Updated last year

Before travelling to Malta, it is best to inquire on related formalities, including visa requirements and length of stay. Nationals of some countries may require a visa while others do not. For instance, European Union nationals can simply produce their passport or identity card to stay in Malta for up to 90 days. Nationals of certain other countries will require a visa just to transit through Malta.

For all non-visa required passport holders, the passport must be valid for three months following their stay and must have been delivered during the past 10 years.

It is vital to confirm your own requirements prior to travelling to Malta. Some passport holders will be required to produce their return tickets or provide proof of sufficient funds to be allowed to stay in Malta.

Malta is in the Schengen Area

Malta is one of the countries in the Schengen Area, which includes much of Europe and relates to border crossings.

Non-EU nationals can remain inside the Schengen Area for up to 90 days, and then must leave for 90 days before re-entry. Keep this in mind if you have been travelling elsewhere in Europe and are approaching your 90-day limit when arriving in Malta.

Bulgaria, Croatia, Cyprus, Ireland, Romania, and the United Kingdom are not part of the Schengen Area. Therefore, nationals of these countries must show their identity card or passport both when entering and when leaving Malta.

Non-EU nationals may travel within those countries before or after travelling to Malta without adding to their continuous time within the Schengen Area.

Visa requirements for travel to Malta

In general, nationals of non-European Union countries have to apply for a visa to travel to Malta, regardless of the duration of their stay.

Canadian, US, and Australian nationals are allowed to stay for up to 90 days in a 180-day period within the whole Schengen Area, including Malta, without having to obtain a visa.

European Union nationals are allowed to stay in Malta for an indefinite period of time, provided they register with local authorities before the end of their initial 90 days.

Extension of stay

Holders of Schengen visas are allowed to extend their stay in Malta in exceptional circumstances only (i.e., on grounds of force majeure or for humanitarian reasons). Outside of those circumstances, all foreign nationals who intend to stay for more than 90 days in Malta must request a resident permit.

In general, extension conditions and requirements vary from one country to another. You are therefore advised to inquire with Identity Malta for your specific situation. 

Travelling to Malta with your pet

If you intend to travel to Malta with your pet, you have to fill in specific requirements. If your pet comes from another EU country, it must wear an identification microchip, have a pet passport, and be in possession of a valid rabies vaccination certificate.

In case your pet does not come from the EU, it must wear an identification microchip, have a rabies vaccination certificate, and also an official pet health certificate from a veterinarian.

If you are importing a dog, it must be treated against tapeworm, regardless of its origin.

 Useful links:

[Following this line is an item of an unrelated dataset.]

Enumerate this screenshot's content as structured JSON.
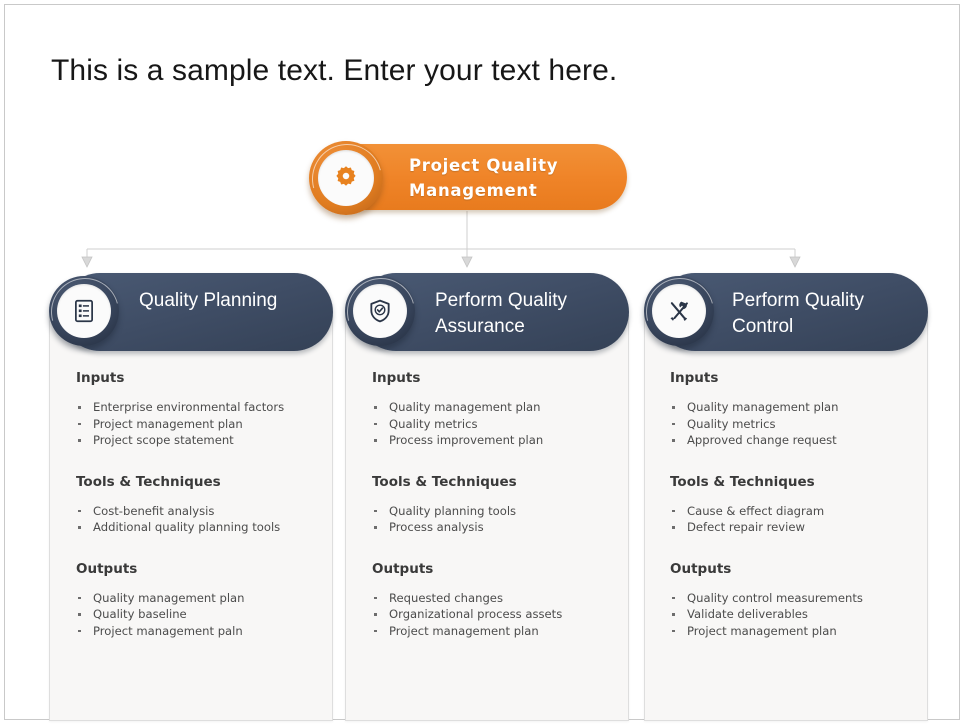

Ministry for Home Affairs and National Security
Fish and Farming Regulation and Control
Travelling with your pet

We do our best to provide accurate and up to date information. However, if you have noticed any inaccuracies in this article, please let us know in the comments section below.